[Material for this exercise]
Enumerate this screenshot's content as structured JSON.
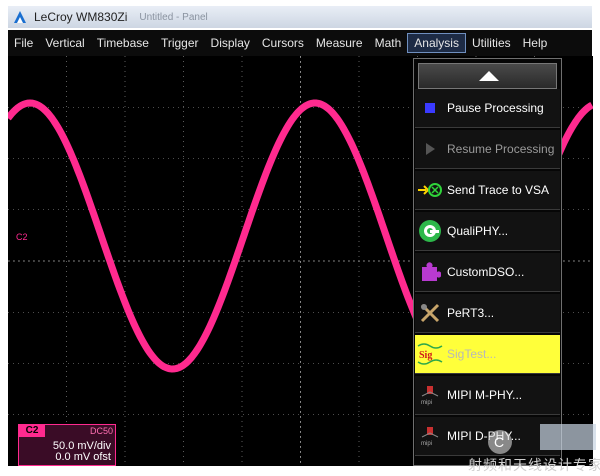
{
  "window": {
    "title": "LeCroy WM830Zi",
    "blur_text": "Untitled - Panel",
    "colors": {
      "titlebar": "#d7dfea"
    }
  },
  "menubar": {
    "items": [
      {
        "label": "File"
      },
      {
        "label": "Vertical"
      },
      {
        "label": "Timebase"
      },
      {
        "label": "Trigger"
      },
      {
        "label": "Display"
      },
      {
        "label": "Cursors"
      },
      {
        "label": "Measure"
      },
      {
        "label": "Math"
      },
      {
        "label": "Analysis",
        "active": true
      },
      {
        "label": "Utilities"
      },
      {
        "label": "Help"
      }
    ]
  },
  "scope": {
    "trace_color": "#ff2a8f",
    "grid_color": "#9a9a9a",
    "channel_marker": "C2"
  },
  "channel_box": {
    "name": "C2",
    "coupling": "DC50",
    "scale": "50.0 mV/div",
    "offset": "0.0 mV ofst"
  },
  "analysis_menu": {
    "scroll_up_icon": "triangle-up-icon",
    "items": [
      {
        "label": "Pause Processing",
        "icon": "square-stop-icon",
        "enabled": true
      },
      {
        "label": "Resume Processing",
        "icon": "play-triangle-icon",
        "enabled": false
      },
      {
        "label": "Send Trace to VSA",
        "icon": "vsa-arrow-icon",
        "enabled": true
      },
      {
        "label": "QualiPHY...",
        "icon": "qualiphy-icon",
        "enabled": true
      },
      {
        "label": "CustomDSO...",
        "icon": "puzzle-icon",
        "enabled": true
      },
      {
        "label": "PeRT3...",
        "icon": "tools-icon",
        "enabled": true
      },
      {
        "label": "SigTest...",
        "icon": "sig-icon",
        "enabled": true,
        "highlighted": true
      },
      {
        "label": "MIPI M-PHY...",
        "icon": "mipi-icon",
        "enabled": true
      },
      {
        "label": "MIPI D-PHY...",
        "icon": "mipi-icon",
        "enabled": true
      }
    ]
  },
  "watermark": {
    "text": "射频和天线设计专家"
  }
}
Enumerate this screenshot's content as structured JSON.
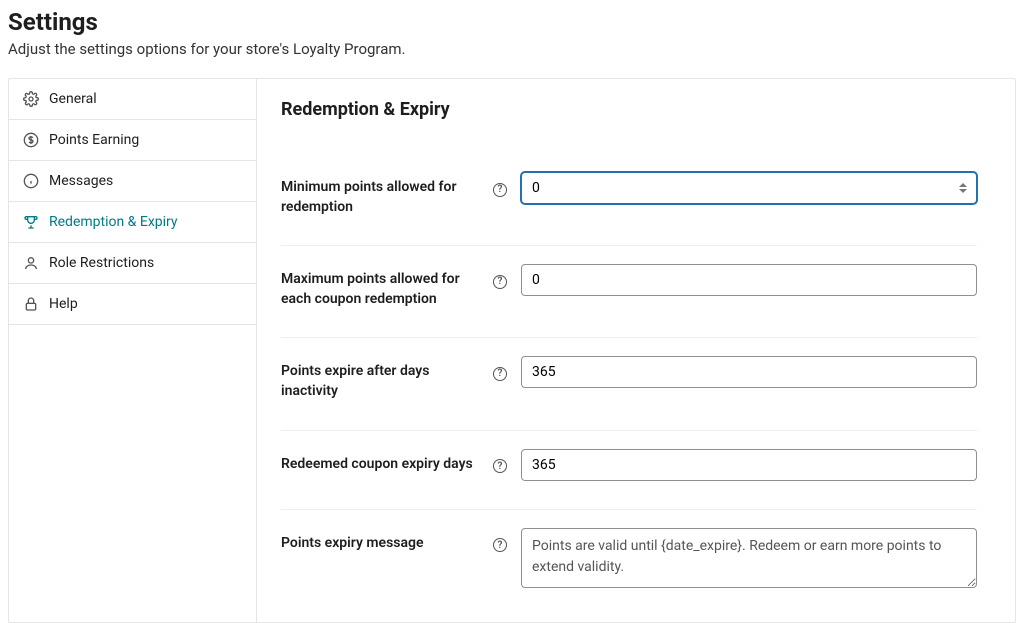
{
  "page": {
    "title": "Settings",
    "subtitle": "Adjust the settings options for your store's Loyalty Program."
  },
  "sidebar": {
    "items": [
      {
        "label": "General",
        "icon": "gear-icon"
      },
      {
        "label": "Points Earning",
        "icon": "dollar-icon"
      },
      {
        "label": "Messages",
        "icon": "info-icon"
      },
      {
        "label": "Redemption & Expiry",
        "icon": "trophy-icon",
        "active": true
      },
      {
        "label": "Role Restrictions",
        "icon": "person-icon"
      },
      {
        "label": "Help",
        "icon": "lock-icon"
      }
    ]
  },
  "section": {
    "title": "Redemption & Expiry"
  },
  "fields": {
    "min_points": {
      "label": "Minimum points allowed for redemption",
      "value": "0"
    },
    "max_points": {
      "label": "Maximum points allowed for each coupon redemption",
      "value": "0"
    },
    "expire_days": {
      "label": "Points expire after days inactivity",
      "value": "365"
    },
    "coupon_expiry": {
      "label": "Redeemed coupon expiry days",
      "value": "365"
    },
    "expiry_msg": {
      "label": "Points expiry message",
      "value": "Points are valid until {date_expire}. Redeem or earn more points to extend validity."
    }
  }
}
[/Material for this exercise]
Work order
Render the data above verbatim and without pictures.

Task response
Enumerate this screenshot's content as structured JSON.
{
  "window": {
    "title": "LeCroy WM830Zi",
    "blur_text": "Untitled - Panel",
    "colors": {
      "titlebar": "#d7dfea"
    }
  },
  "menubar": {
    "items": [
      {
        "label": "File"
      },
      {
        "label": "Vertical"
      },
      {
        "label": "Timebase"
      },
      {
        "label": "Trigger"
      },
      {
        "label": "Display"
      },
      {
        "label": "Cursors"
      },
      {
        "label": "Measure"
      },
      {
        "label": "Math"
      },
      {
        "label": "Analysis",
        "active": true
      },
      {
        "label": "Utilities"
      },
      {
        "label": "Help"
      }
    ]
  },
  "scope": {
    "trace_color": "#ff2a8f",
    "grid_color": "#9a9a9a",
    "channel_marker": "C2"
  },
  "channel_box": {
    "name": "C2",
    "coupling": "DC50",
    "scale": "50.0 mV/div",
    "offset": "0.0 mV ofst"
  },
  "analysis_menu": {
    "scroll_up_icon": "triangle-up-icon",
    "items": [
      {
        "label": "Pause Processing",
        "icon": "square-stop-icon",
        "enabled": true
      },
      {
        "label": "Resume Processing",
        "icon": "play-triangle-icon",
        "enabled": false
      },
      {
        "label": "Send Trace to VSA",
        "icon": "vsa-arrow-icon",
        "enabled": true
      },
      {
        "label": "QualiPHY...",
        "icon": "qualiphy-icon",
        "enabled": true
      },
      {
        "label": "CustomDSO...",
        "icon": "puzzle-icon",
        "enabled": true
      },
      {
        "label": "PeRT3...",
        "icon": "tools-icon",
        "enabled": true
      },
      {
        "label": "SigTest...",
        "icon": "sig-icon",
        "enabled": true,
        "highlighted": true
      },
      {
        "label": "MIPI M-PHY...",
        "icon": "mipi-icon",
        "enabled": true
      },
      {
        "label": "MIPI D-PHY...",
        "icon": "mipi-icon",
        "enabled": true
      }
    ]
  },
  "watermark": {
    "text": "射频和天线设计专家"
  }
}
Enumerate this screenshot's content as structured JSON.
{
  "page": {
    "title": "Settings",
    "subtitle": "Adjust the settings options for your store's Loyalty Program."
  },
  "sidebar": {
    "items": [
      {
        "label": "General",
        "icon": "gear-icon"
      },
      {
        "label": "Points Earning",
        "icon": "dollar-icon"
      },
      {
        "label": "Messages",
        "icon": "info-icon"
      },
      {
        "label": "Redemption & Expiry",
        "icon": "trophy-icon",
        "active": true
      },
      {
        "label": "Role Restrictions",
        "icon": "person-icon"
      },
      {
        "label": "Help",
        "icon": "lock-icon"
      }
    ]
  },
  "section": {
    "title": "Redemption & Expiry"
  },
  "fields": {
    "min_points": {
      "label": "Minimum points allowed for redemption",
      "value": "0"
    },
    "max_points": {
      "label": "Maximum points allowed for each coupon redemption",
      "value": "0"
    },
    "expire_days": {
      "label": "Points expire after days inactivity",
      "value": "365"
    },
    "coupon_expiry": {
      "label": "Redeemed coupon expiry days",
      "value": "365"
    },
    "expiry_msg": {
      "label": "Points expiry message",
      "value": "Points are valid until {date_expire}. Redeem or earn more points to extend validity."
    }
  }
}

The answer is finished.